Markets are up, again. The BSE-Sensex is up almost 1,100 points over the past three weeks. Even other global markets have staged a comeback.
For now, the co-ordinated plan of international policymakers to lend cheap dollars to European banks to tame the credit crisis seems to be doing the trick.
In short, the bad news seems to be past us, at least for the time being.
But, as the song goes…
Who knows what tomorrow brings
And heavens only knows what’s on the other side of the rainbow
All I know is what the seasons bring
And even with the seasons come uncertainty
Do you know
I don’t know
So we, at Safal Niveshak, don’t know what the season might bring for the stock markets in the near future.
But throughout this painful stock market collapse – the Sensex is still down 19% from its November 2010 highs – we have resolutely stuck to one over-riding message. And it is that…
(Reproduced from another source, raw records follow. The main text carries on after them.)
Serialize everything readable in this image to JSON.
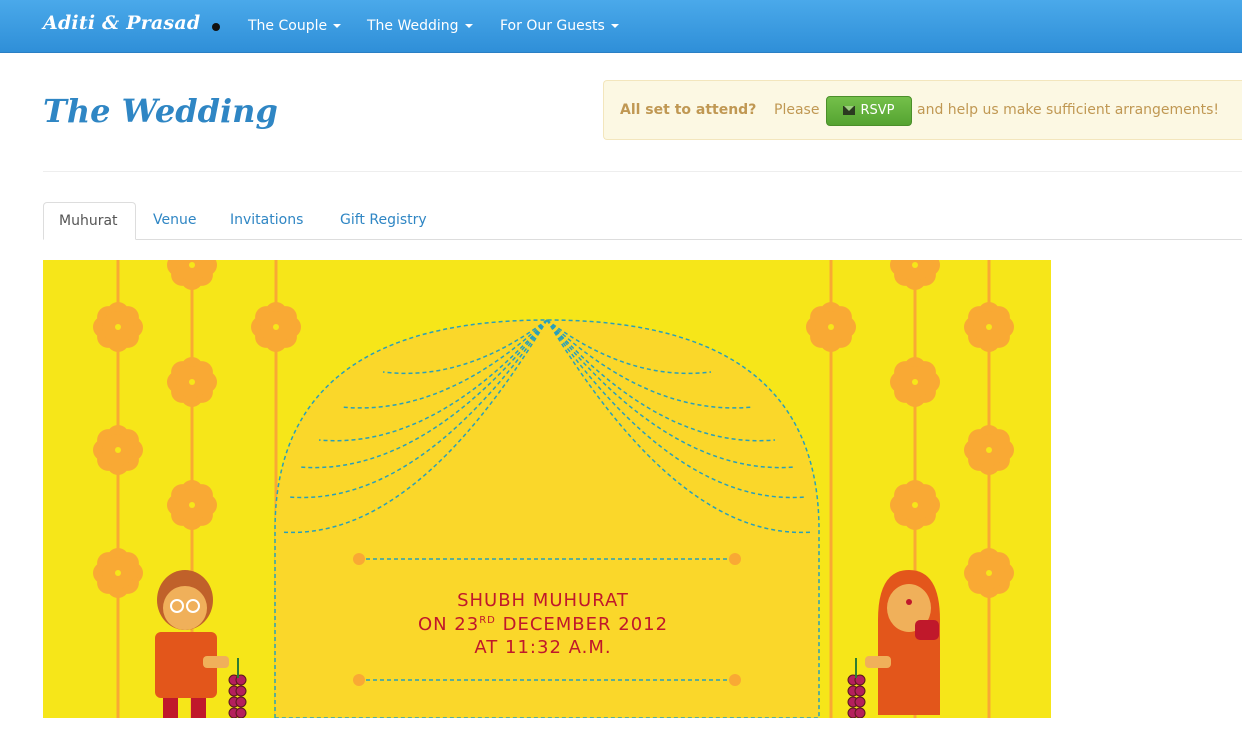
{
  "navbar": {
    "brand": "Aditi & Prasad",
    "items": [
      {
        "label": "The Couple"
      },
      {
        "label": "The Wedding"
      },
      {
        "label": "For Our Guests"
      }
    ]
  },
  "page": {
    "title": "The Wedding"
  },
  "rsvp_notice": {
    "lead": "All set to attend?",
    "please": "Please",
    "button_label": "RSVP",
    "tail": "and help us make sufficient arrangements!"
  },
  "tabs": [
    {
      "label": "Muhurat",
      "active": true
    },
    {
      "label": "Venue",
      "active": false
    },
    {
      "label": "Invitations",
      "active": false
    },
    {
      "label": "Gift Registry",
      "active": false
    }
  ],
  "banner": {
    "line1": "SHUBH MUHURAT",
    "line2_prefix": "ON 23",
    "line2_sup": "RD",
    "line2_suffix": " DECEMBER 2012",
    "line3": "AT 11:32 A.M.",
    "colors": {
      "background": "#f6e619",
      "flower": "#f9a934",
      "arch_fill": "#fad72a",
      "dashes": "#2aa0b8",
      "text": "#c0182b"
    }
  }
}
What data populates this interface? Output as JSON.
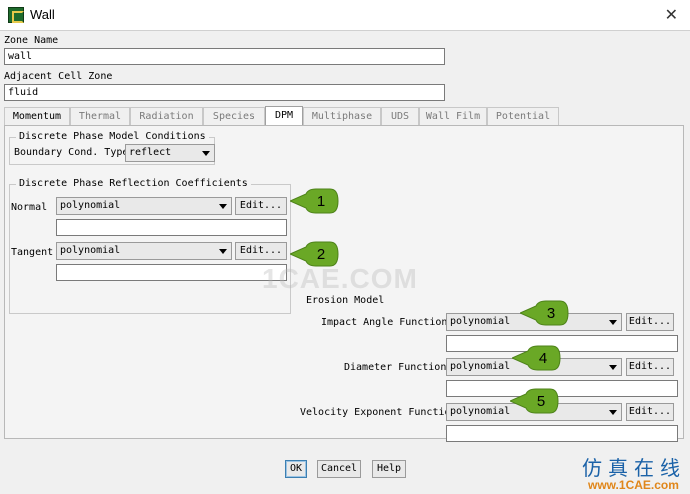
{
  "window": {
    "title": "Wall"
  },
  "zone_name": {
    "label": "Zone Name",
    "value": "wall"
  },
  "adjacent_cell_zone": {
    "label": "Adjacent Cell Zone",
    "value": "fluid"
  },
  "tabs": [
    "Momentum",
    "Thermal",
    "Radiation",
    "Species",
    "DPM",
    "Multiphase",
    "UDS",
    "Wall Film",
    "Potential"
  ],
  "active_tab": "DPM",
  "dpm_conditions": {
    "group_title": "Discrete Phase Model Conditions",
    "boundary_label": "Boundary Cond. Type",
    "boundary_value": "reflect"
  },
  "reflection": {
    "group_title": "Discrete Phase Reflection Coefficients",
    "normal_label": "Normal",
    "normal_value": "polynomial",
    "tangent_label": "Tangent",
    "tangent_value": "polynomial",
    "edit_label": "Edit..."
  },
  "erosion": {
    "group_title": "Erosion Model",
    "impact_label": "Impact Angle Function",
    "impact_value": "polynomial",
    "diameter_label": "Diameter Function",
    "diameter_value": "polynomial",
    "velocity_label": "Velocity Exponent Function",
    "velocity_value": "polynomial",
    "edit_label": "Edit..."
  },
  "callouts": [
    "1",
    "2",
    "3",
    "4",
    "5"
  ],
  "callout_color": "#6aa826",
  "buttons": {
    "ok": "OK",
    "cancel": "Cancel",
    "help": "Help"
  },
  "watermark": "1CAE.COM",
  "brand": {
    "cn": "仿真在线",
    "url": "www.1CAE.com"
  }
}
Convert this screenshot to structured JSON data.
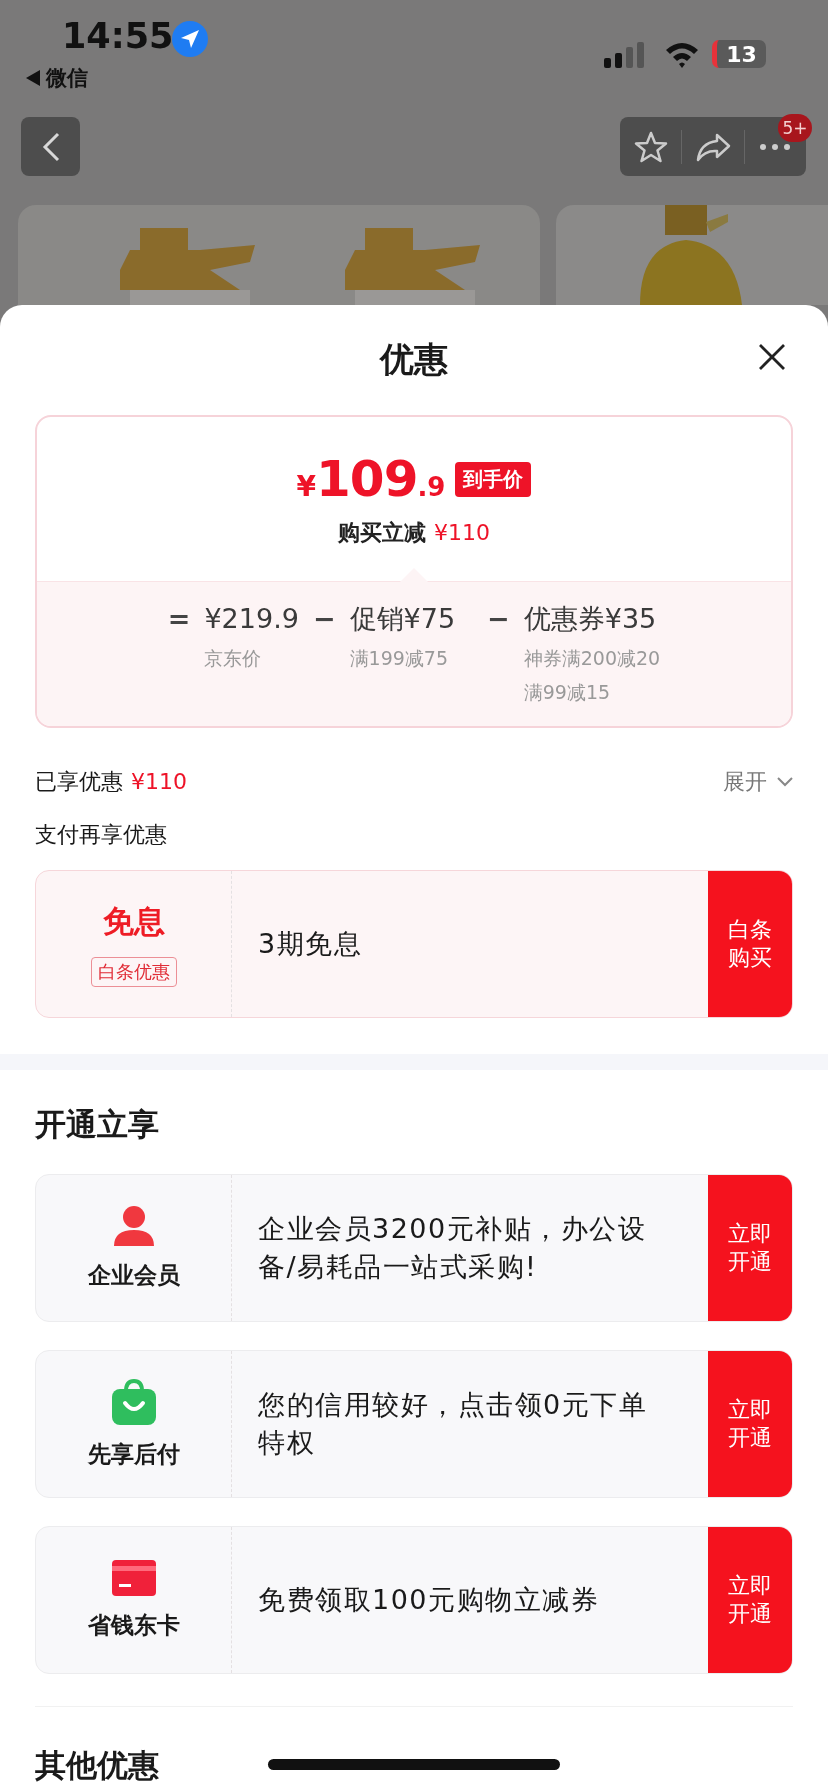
{
  "status_bar": {
    "time": "14:55",
    "back_app": "微信",
    "battery": "13"
  },
  "nav": {
    "badge": "5+"
  },
  "sheet": {
    "title": "优惠"
  },
  "price_card": {
    "currency": "¥",
    "integer": "109",
    "decimal": ".9",
    "tag": "到手价",
    "subtitle": "购买立减",
    "subtitle_amount": "¥110",
    "breakdown": [
      {
        "operator": "=",
        "amount": "¥219.9",
        "notes": [
          "京东价"
        ]
      },
      {
        "operator": "−",
        "label": "促销",
        "amount": "¥75",
        "notes": [
          "满199减75"
        ]
      },
      {
        "operator": "−",
        "label": "优惠券",
        "amount": "¥35",
        "notes": [
          "神券满200减20",
          "满99减15"
        ]
      }
    ]
  },
  "summary": {
    "label": "已享优惠",
    "amount": "¥110",
    "toggle": "展开",
    "expanded": false
  },
  "pay_section": {
    "title": "支付再享优惠",
    "offers": [
      {
        "kind": "tagged",
        "title": "免息",
        "tag": "白条优惠",
        "text": "3期免息",
        "button": "白条购买"
      }
    ]
  },
  "open_section": {
    "title": "开通立享",
    "offers": [
      {
        "kind": "person",
        "label": "企业会员",
        "text": "企业会员3200元补贴，办公设备/易耗品一站式采购!",
        "button": "立即开通"
      },
      {
        "kind": "bag",
        "label": "先享后付",
        "text": "您的信用较好，点击领0元下单特权",
        "button": "立即开通"
      },
      {
        "kind": "card",
        "label": "省钱东卡",
        "text": "免费领取100元购物立减券",
        "button": "立即开通"
      }
    ]
  },
  "other_section": {
    "title": "其他优惠"
  }
}
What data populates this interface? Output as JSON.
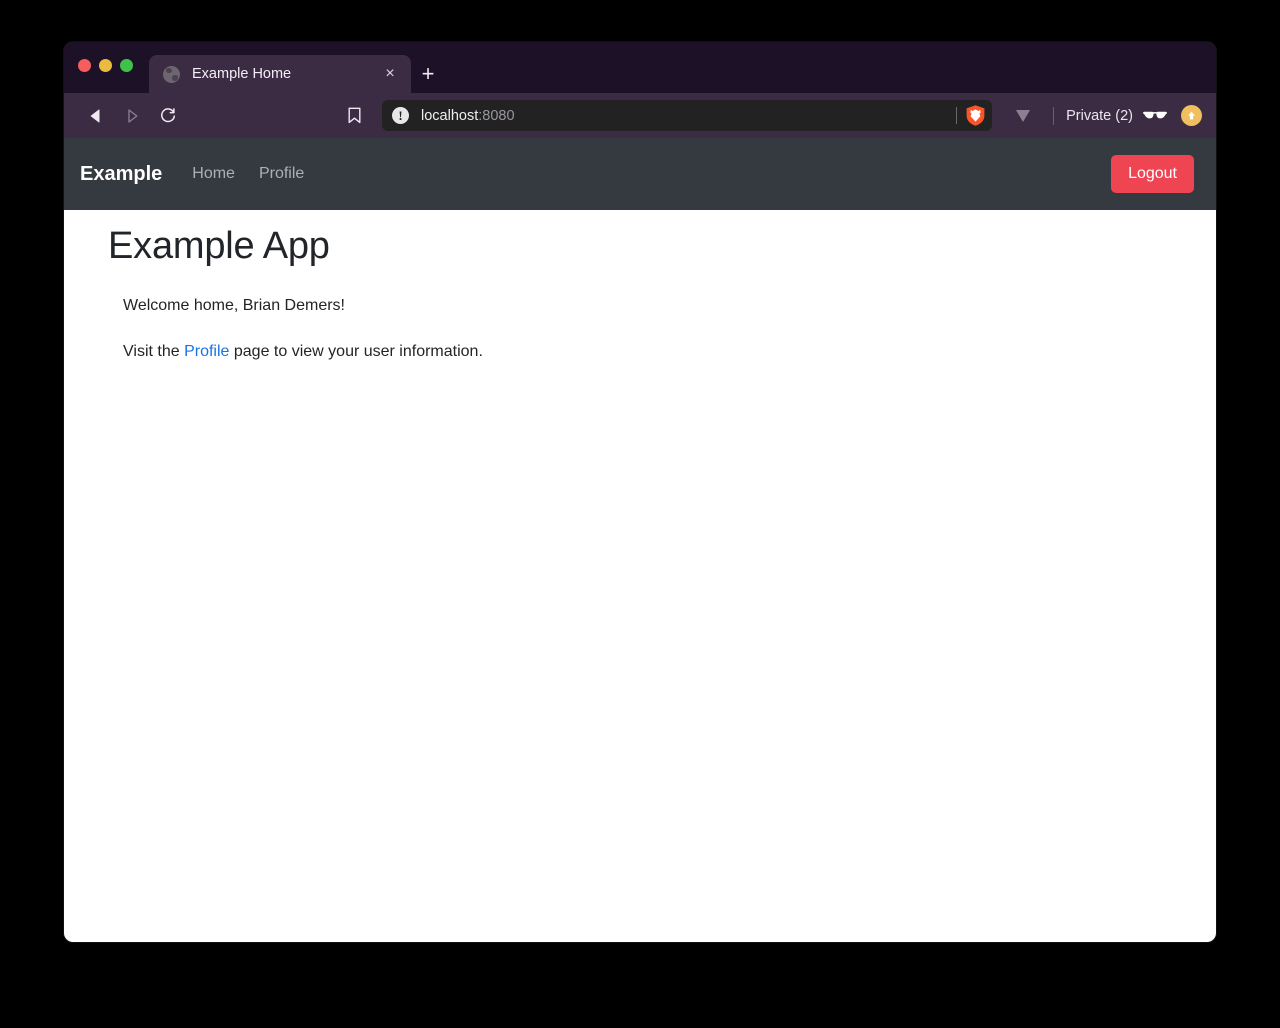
{
  "browser": {
    "name": "brave-browser",
    "window_controls": [
      "close",
      "minimize",
      "maximize"
    ],
    "tab": {
      "title": "Example Home",
      "favicon": "globe-icon",
      "close_label": "×"
    },
    "new_tab_label": "+",
    "nav": {
      "back_label": "Back",
      "forward_label": "Forward",
      "reload_label": "Reload",
      "bookmark_label": "Bookmark"
    },
    "urlbar": {
      "host": "localhost",
      "port": ":8080",
      "security_icon": "not-secure-info-icon",
      "shield_icon": "brave-shield-icon"
    },
    "right": {
      "downloads_icon": "downloads-chevron-icon",
      "private_label": "Private (2)",
      "private_icon": "sunglasses-icon",
      "profile_icon": "profile-avatar-icon"
    },
    "colors": {
      "tabstrip_bg": "#1d1128",
      "toolbar_bg": "#3c2c43",
      "urlbar_bg": "#222222",
      "brave_orange": "#fb542b"
    }
  },
  "page": {
    "navbar": {
      "brand": "Example",
      "links": [
        {
          "label": "Home"
        },
        {
          "label": "Profile"
        }
      ],
      "logout_label": "Logout",
      "bg_color": "#343a40",
      "logout_color": "#ef4452"
    },
    "heading": "Example App",
    "welcome_text": "Welcome home, Brian Demers!",
    "visit_prefix": "Visit the ",
    "visit_link": "Profile",
    "visit_suffix": " page to view your user information.",
    "link_color": "#1a73e8"
  }
}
Investing in stocks should be like a marriage and not a one-night stand or even a short-term affair. This is the only way you can take control of your own money, and therefore your own financial future. There’s no way you can time the market. So stay away from those who are trying to do it in vain. Over the long-term, your discipline will be rewarded.
Yet not everyone shares our beliefs…
I met this gentleman, a middle-aged private sector employee and a trader in stocks, a few days back when the market was in deep despair.
This is what he had to tell me, “Who believes in this ‘buy and hold’ thing? In the long term, we all are dead! In fact, I believe those who buy and hold generally make very little or no money. Instead, if investors are able to time the market well, sell when the market is crashing and buy back at some point near the bottom, they can earn great returns.”
Well, this is not a common suggestion that I’ve heard from people. But the interesting thing is that such views are generally aired when the market is down, as it has been recently.
Let me point out why this type of thinking is not only wrong but dangerous.
But first let me tell you about…
The greatest market timer in this world…
Well, I don’t know who he is! Do you?
In fact, if I go by the numerous studies that have been conducted by researchers in the past, one thing comes out very clear – Market timing is hazardous to your wealth…in fact, very hazardous.
And forget the studies. Just look at the history of stock market investing.
If I ask you the name of one great buy-and-hold investor, you’ll have names like Warren Buffett, Benjamin Graham, Peter Lynch, and Philip Fisher up your sleeves.
None of these investors made their fortune by predicting where the market is going or by predicting its tops and bottoms.
Instead, they found great companies at fair prices and held most of them for a long time.
But now, let me ask you – Can you name the history’s greatest market timers?
I’ll bet you can’t come up with one single name.
That’s the point!
Timing the market hasn’t been a viable way to generate wealth from stocks. In fact, people who try to time the market not only lose their wealth, but are also rendered into the oblivion (and that’s why we don’t know their names!).
So, to repeat again, your philosophy to create wealth from the stock markets must be to make it a lifelong endeavour, a marriage, and not a one-night stand.
Take control of your own money, and therefore your own financial future.
The truth is that you can never time the market. Nobody can!
So don’t panic when all around you are trying in vain to do so. Over the long-term, your discipline will be rewarded.
Tell us in the comments below or on our Facebook page whether you believe in the ‘buy and hold’ way of investing in stocks, or whether you are the ‘market timing’ types.
Moving on to a big corporate news of the week, the Indian software major Infosys is looking to acquire the healthcare business of Thomson-Reuters in a potential US$ 700 m deal.
There has been a lot of discussion over the past 2-3 years around how Infosys must utilize its huge horde of cash. Some investors have asked the company to pay a large special dividend, while there are others who have pestered it to become more aggressive in acquisitions.
Anyway, what is the most profitable way in which Infosys must utilize its cash?
- Is holding so much cash really justified?
- Should it pay out a big special dividend?
- Should it go in for acquisitions?
I’ll look at answering these questions on Monday.
So stay tuned, take care, and have a great weekend.